Just 2.5 kilometres from the city centre, Marina Park has been touted as “a key economic driver” and “catalyst for Cork Docklands”.
The next phase in the park’s development will extend from The Atlantic Pond to Church Avenue and will accommodate picnic areas, adventure play areas, new paths, a preserved marshland zone and the restoration of several architectural heritage sites.
Cork City Council said it will deliver “high-quality public space and landscaping while protecting and enhancing the natural heritage and biodiversity of the area”.
The local authority said that, in order to facilitate the development of woodland trails and paths as part of this next phase, some existing trees and scrub must be removed in the coming weeks.
Ten trees will be removed to facilitate construction of the approved park design and a further 16 trees, said to be diseased or dead and hence posing a safety concern, will also be removed.
The city council said extensive new tree planting forms part of the next stage of the park, based on expert biodiversity and landscape advice, with a focus on biodiverse native planting.
The Marina Park works will include the upgrading and creation of accessible, formal and informal paths and trails throughout the park; the restoration and preservation of heritage structures within the park and the creation of a heritage trail to highlight the unique history of the Marina in addition to improvements works to the Atlantic Pond area including the removal of the existing concrete edging and replacement with a selection of hard and soft landscapes, improved seating provision and replacement of the existing concrete bridge.
Works will also include the provision of a nature playground as well as various play areas throughout the park; the ecological management of the meadows, woodlands and marsh areas to promote and increase the biodiversity of the area embracing and enhancing the existing natural assets of the site and the provision of sensitive public lighting and feature lighting.
Other associated works will include the installation of park furniture and points of interest.

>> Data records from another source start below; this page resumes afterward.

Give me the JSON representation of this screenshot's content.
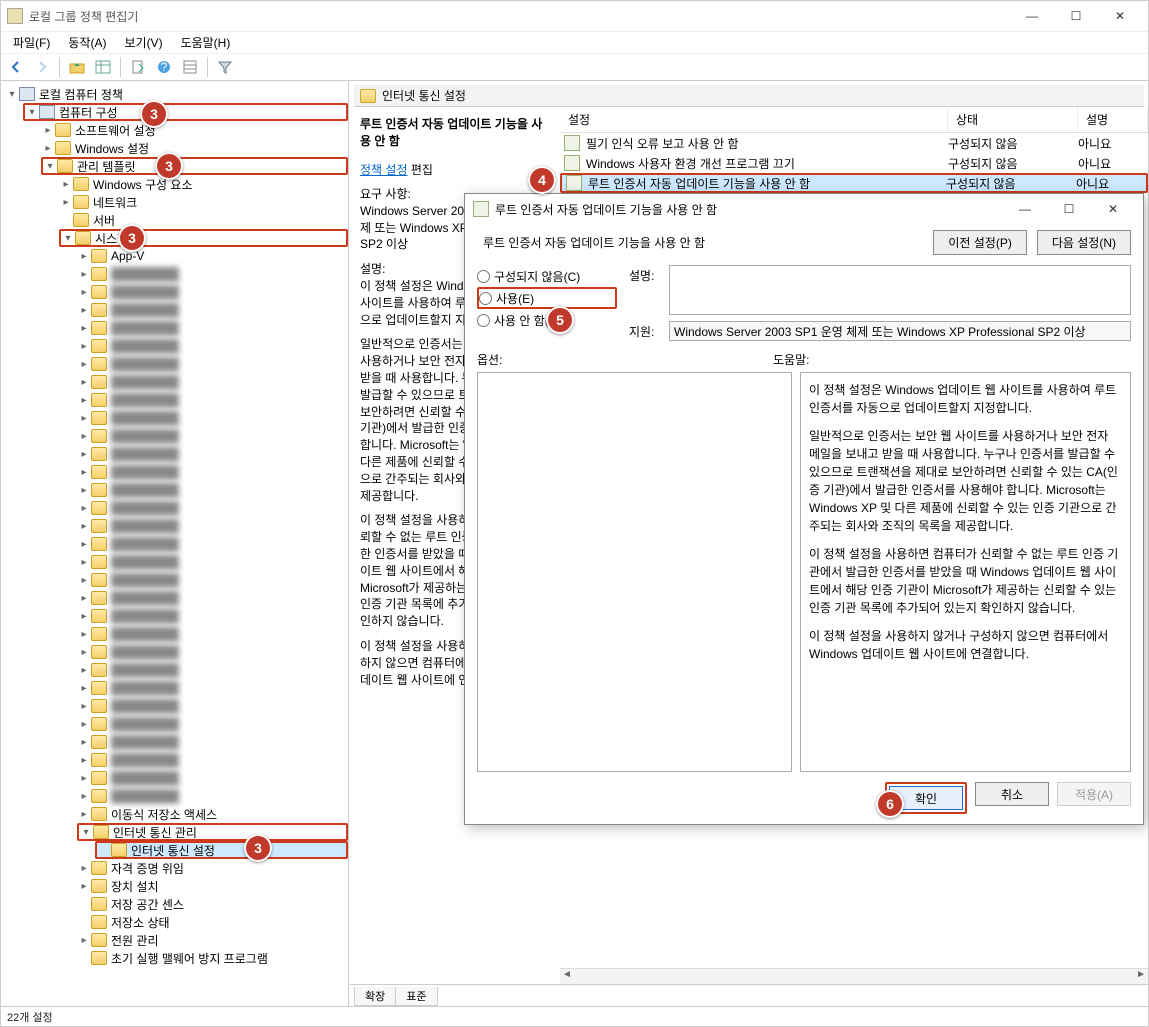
{
  "window": {
    "title": "로컬 그룹 정책 편집기",
    "min": "—",
    "max": "☐",
    "close": "✕"
  },
  "menu": {
    "file": "파일(F)",
    "action": "동작(A)",
    "view": "보기(V)",
    "help": "도움말(H)"
  },
  "toolbar_icons": [
    "back",
    "forward",
    "|",
    "up",
    "table",
    "|",
    "doc",
    "help",
    "grid",
    "|",
    "filter"
  ],
  "tree": {
    "root": "로컬 컴퓨터 정책",
    "n1": "컴퓨터 구성",
    "n2": "소프트웨어 설정",
    "n3": "Windows 설정",
    "n4": "관리 템플릿",
    "n5": "Windows 구성 요소",
    "n6": "네트워크",
    "n7": "서버",
    "n8": "시스템",
    "n9": "App-V",
    "blur_count": 30,
    "n10": "이동식 저장소 액세스",
    "n11": "인터넷 통신 관리",
    "n12": "인터넷 통신 설정",
    "n13": "자격 증명 위임",
    "n14": "장치 설치",
    "n15": "저장 공간 센스",
    "n16": "저장소 상태",
    "n17": "전원 관리",
    "n18": "초기 실행 맬웨어 방지 프로그램"
  },
  "right": {
    "path": "인터넷 통신 설정",
    "desc_title": "루트 인증서 자동 업데이트 기능을 사용 안 함",
    "desc_link": "정책 설정",
    "desc_link_suffix": " 편집",
    "req_label": "요구 사항:",
    "req_text": "Windows Server 2003 SP1 운영 체제 또는 Windows XP Professional SP2 이상",
    "desc_label": "설명:",
    "desc_p1": "이 정책 설정은 Windows 업데이트 웹 사이트를 사용하여 루트 인증서를 자동으로 업데이트할지 지정합니다.",
    "desc_p2": "일반적으로 인증서는 보안 웹 사이트를 사용하거나 보안 전자 메일을 보내고 받을 때 사용합니다. 누구나 인증서를 발급할 수 있으므로 트랜잭션을 제대로 보안하려면 신뢰할 수 있는 CA(인증 기관)에서 발급한 인증서를 사용해야 합니다. Microsoft는 Windows XP 및 다른 제품에 신뢰할 수 있는 인증 기관으로 간주되는 회사와 조직의 목록을 제공합니다.",
    "desc_p3": "이 정책 설정을 사용하면 컴퓨터가 신뢰할 수 없는 루트 인증 기관에서 발급한 인증서를 받았을 때 Windows 업데이트 웹 사이트에서 해당 인증 기관이 Microsoft가 제공하는 신뢰할 수 있는 인증 기관 목록에 추가되어 있는지 확인하지 않습니다.",
    "desc_p4": "이 정책 설정을 사용하지 않거나 구성하지 않으면 컴퓨터에서 Windows 업데이트 웹 사이트에 연결합니다."
  },
  "list": {
    "cols": {
      "setting": "설정",
      "state": "상태",
      "desc": "설명"
    },
    "rows": [
      {
        "name": "필기 인식 오류 보고 사용 안 함",
        "state": "구성되지 않음",
        "desc": "아니요"
      },
      {
        "name": "Windows 사용자 환경 개선 프로그램 끄기",
        "state": "구성되지 않음",
        "desc": "아니요"
      },
      {
        "name": "루트 인증서 자동 업데이트 기능을 사용 안 함",
        "state": "구성되지 않음",
        "desc": "아니요"
      }
    ]
  },
  "dlg": {
    "title": "루트 인증서 자동 업데이트 기능을 사용 안 함",
    "heading": "루트 인증서 자동 업데이트 기능을 사용 안 함",
    "prev_btn": "이전 설정(P)",
    "next_btn": "다음 설정(N)",
    "r_notconf": "구성되지 않음(C)",
    "r_enable": "사용(E)",
    "r_disable": "사용 안 함(D)",
    "lbl_desc": "설명:",
    "lbl_support": "지원:",
    "support_text": "Windows Server 2003 SP1 운영 체제 또는 Windows XP Professional SP2 이상",
    "lbl_options": "옵션:",
    "lbl_help": "도움말:",
    "help_p1": "이 정책 설정은 Windows 업데이트 웹 사이트를 사용하여 루트 인증서를 자동으로 업데이트할지 지정합니다.",
    "help_p2": "일반적으로 인증서는 보안 웹 사이트를 사용하거나 보안 전자 메일을 보내고 받을 때 사용합니다. 누구나 인증서를 발급할 수 있으므로 트랜잭션을 제대로 보안하려면 신뢰할 수 있는 CA(인증 기관)에서 발급한 인증서를 사용해야 합니다. Microsoft는 Windows XP 및 다른 제품에 신뢰할 수 있는 인증 기관으로 간주되는 회사와 조직의 목록을 제공합니다.",
    "help_p3": "이 정책 설정을 사용하면 컴퓨터가 신뢰할 수 없는 루트 인증 기관에서 발급한 인증서를 받았을 때 Windows 업데이트 웹 사이트에서 해당 인증 기관이 Microsoft가 제공하는 신뢰할 수 있는 인증 기관 목록에 추가되어 있는지 확인하지 않습니다.",
    "help_p4": "이 정책 설정을 사용하지 않거나 구성하지 않으면 컴퓨터에서 Windows 업데이트 웹 사이트에 연결합니다.",
    "ok": "확인",
    "cancel": "취소",
    "apply": "적용(A)"
  },
  "tabs": {
    "ext": "확장",
    "std": "표준"
  },
  "status": "22개 설정",
  "callouts": {
    "c3": "3",
    "c4": "4",
    "c5": "5",
    "c6": "6"
  }
}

Phase one, totalling 14 acres, was opened last May by the then Taoiseach Micheál Martin, who described the park as “a wonderful, valuable addition to the amenities of our city and wider region”.